(Page and application data records)

+ + +

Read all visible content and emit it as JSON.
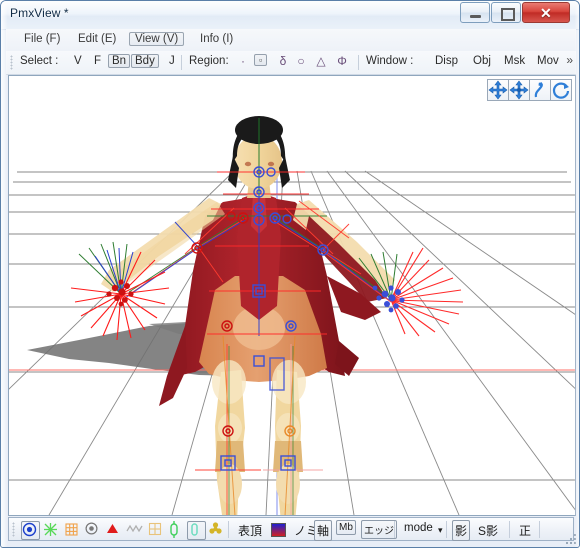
{
  "window": {
    "title": "PmxView *",
    "controls": {
      "minimize": "minimize-button",
      "maximize": "maximize-button",
      "close": "✕"
    }
  },
  "menu": {
    "items": [
      {
        "label": "File (F)",
        "active": false
      },
      {
        "label": "Edit (E)",
        "active": false
      },
      {
        "label": "View (V)",
        "active": true
      },
      {
        "label": "Info (I)",
        "active": false
      }
    ]
  },
  "toolbar": {
    "select_label": "Select :",
    "select_buttons": [
      {
        "label": "V",
        "pressed": false
      },
      {
        "label": "F",
        "pressed": false
      },
      {
        "label": "Bn",
        "pressed": true
      },
      {
        "label": "Bdy",
        "pressed": true
      },
      {
        "label": "J",
        "pressed": false
      }
    ],
    "region_label": "Region:",
    "region_glyphs": [
      {
        "glyph": "·",
        "name": "point-region-icon",
        "pressed": false
      },
      {
        "glyph": "▫",
        "name": "rect-region-icon",
        "pressed": true
      },
      {
        "glyph": "δ",
        "name": "freeform-region-icon",
        "pressed": false
      },
      {
        "glyph": "○",
        "name": "circle-region-icon",
        "pressed": false
      },
      {
        "glyph": "△",
        "name": "triangle-region-icon",
        "pressed": false
      },
      {
        "glyph": "Φ",
        "name": "sphere-region-icon",
        "pressed": false
      }
    ],
    "window_label": "Window :",
    "window_buttons": [
      "Disp",
      "Obj",
      "Msk",
      "Mov"
    ],
    "overflow": "»"
  },
  "viewport": {
    "gizmos": [
      {
        "name": "move-xy-gizmo",
        "title": "move-xy"
      },
      {
        "name": "move-all-gizmo",
        "title": "move-all"
      },
      {
        "name": "rotate-local-gizmo",
        "title": "rotate-local"
      },
      {
        "name": "rotate-view-gizmo",
        "title": "rotate-view"
      }
    ]
  },
  "bottombar": {
    "icons": [
      {
        "name": "vertex-display-icon",
        "glyph": "◉",
        "color": "#1b3fcc",
        "framed": true
      },
      {
        "name": "vertex-scatter-icon",
        "glyph": "※",
        "color": "#58d858",
        "framed": false
      },
      {
        "name": "weight-grid-icon",
        "glyph": "▩",
        "color": "#f0a24a",
        "framed": false
      },
      {
        "name": "bone-point-icon",
        "glyph": "◉",
        "color": "#777777",
        "framed": false
      },
      {
        "name": "face-triangle-icon",
        "glyph": "▲",
        "color": "#e01b1b",
        "framed": false
      },
      {
        "name": "wireframe-icon",
        "glyph": "〰",
        "color": "#aaaaaa",
        "framed": false
      },
      {
        "name": "uv-grid-icon",
        "glyph": "▨",
        "color": "#e8c37a",
        "framed": false
      },
      {
        "name": "joint-icon",
        "glyph": "⬍",
        "color": "#3ecf5a",
        "framed": false
      },
      {
        "name": "rigidbody-icon",
        "glyph": "▯",
        "color": "#8fe9c8",
        "framed": true
      },
      {
        "name": "morph-icon",
        "glyph": "✿",
        "color": "#d4b528",
        "framed": false
      }
    ],
    "buttons": [
      {
        "name": "omote-chou-button",
        "label": "表頂",
        "boxed": false
      },
      {
        "name": "normal-button",
        "label": "ノミ",
        "boxed": false
      },
      {
        "name": "axis-button",
        "label": "軸",
        "boxed": true
      },
      {
        "name": "bone-name-button",
        "label": "Mb",
        "boxed": true
      },
      {
        "name": "edge-button",
        "label": "エッジ",
        "boxed": true
      },
      {
        "name": "mode-button",
        "label": "mode",
        "boxed": false
      },
      {
        "name": "shadow-button",
        "label": "影",
        "boxed": true
      },
      {
        "name": "self-shadow-button",
        "label": "S影",
        "boxed": false
      },
      {
        "name": "orthographic-button",
        "label": "正",
        "boxed": false
      }
    ],
    "color_swatch": "gradient-blue-red",
    "mode_caret": "▾"
  },
  "colors": {
    "accent": "#1b3fcc",
    "close_button": "#c02b25",
    "frame_border": "#5a7fa8",
    "viewport_bg": "#ffffff",
    "grid_line": "#808080",
    "axis_x": "#ff3b30",
    "axis_y": "#2f7d32",
    "axis_z": "#2a3fd0",
    "skin": "#f0d49a",
    "dress": "#b0242c",
    "body_orange": "#e0935f",
    "hair": "#1a1a1a",
    "bone_marker_selected": "#d01010",
    "bone_marker": "#3a4fd8",
    "shadow": "#6f6f6f"
  }
}
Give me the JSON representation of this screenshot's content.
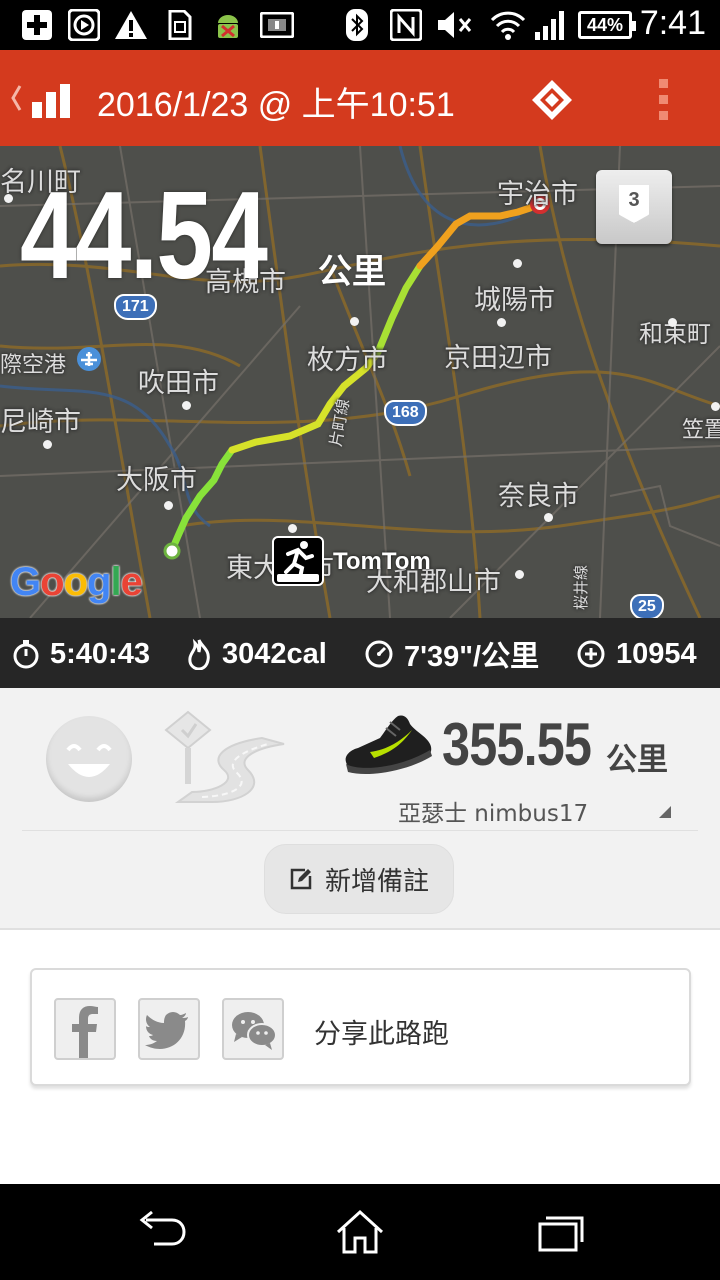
{
  "status_bar": {
    "battery": "44%",
    "time": "7:41",
    "icons": [
      "plus-icon",
      "circle-play-icon",
      "warning-icon",
      "sim-icon",
      "android-debug-icon",
      "info-card-icon",
      "bluetooth-icon",
      "nfc-icon",
      "mute-icon",
      "wifi-icon",
      "signal-icon",
      "battery-icon"
    ]
  },
  "app_bar": {
    "title": "2016/1/23 @ 上午10:51",
    "icons": [
      "back-chevron-icon",
      "bar-chart-icon",
      "diamond-icon",
      "overflow-menu-icon"
    ]
  },
  "map": {
    "distance": "44.54",
    "distance_unit": "公里",
    "level_badge": "3",
    "labels": {
      "ujishi": "宇治市",
      "takatsuki": "高槻市",
      "joyo": "城陽市",
      "wazuka": "和束町",
      "kawa": "名川町",
      "hirakata": "枚方市",
      "kyotanabe": "京田辺市",
      "airport": "際空港",
      "suita": "吹田市",
      "amagasaki": "尼崎市",
      "osaka": "大阪市",
      "nara": "奈良市",
      "higashiosaka": "東大阪市",
      "yamatokoriyama": "大和郡山市",
      "katamachi_line": "片町線",
      "sakurai_line": "桜井線",
      "kasagi": "笠置"
    },
    "road_shields": [
      "171",
      "168",
      "25"
    ],
    "google_logo": "Google",
    "tomtom_label": "TomTom",
    "route_colors": [
      "#88e23a",
      "#d6e22a",
      "#f0a11e"
    ]
  },
  "stats": {
    "duration": "5:40:43",
    "calories": "3042cal",
    "pace": "7'39\"/公里",
    "steps": "10954"
  },
  "gear": {
    "shoe_distance": "355.55",
    "shoe_distance_unit": "公里",
    "shoe_name": "亞瑟士 nimbus17",
    "add_note_label": "新增備註"
  },
  "share": {
    "label": "分享此路跑",
    "icons": [
      "facebook-icon",
      "twitter-icon",
      "wechat-icon"
    ]
  },
  "nav": {
    "icons": [
      "back-icon",
      "home-icon",
      "recents-icon"
    ]
  }
}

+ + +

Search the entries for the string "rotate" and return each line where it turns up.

:: Reply to the exercise ::
        "name": "rotate-local-gizmo",
        "title": "rotate-local"
        "name": "rotate-view-gizmo",
        "title": "rotate-view"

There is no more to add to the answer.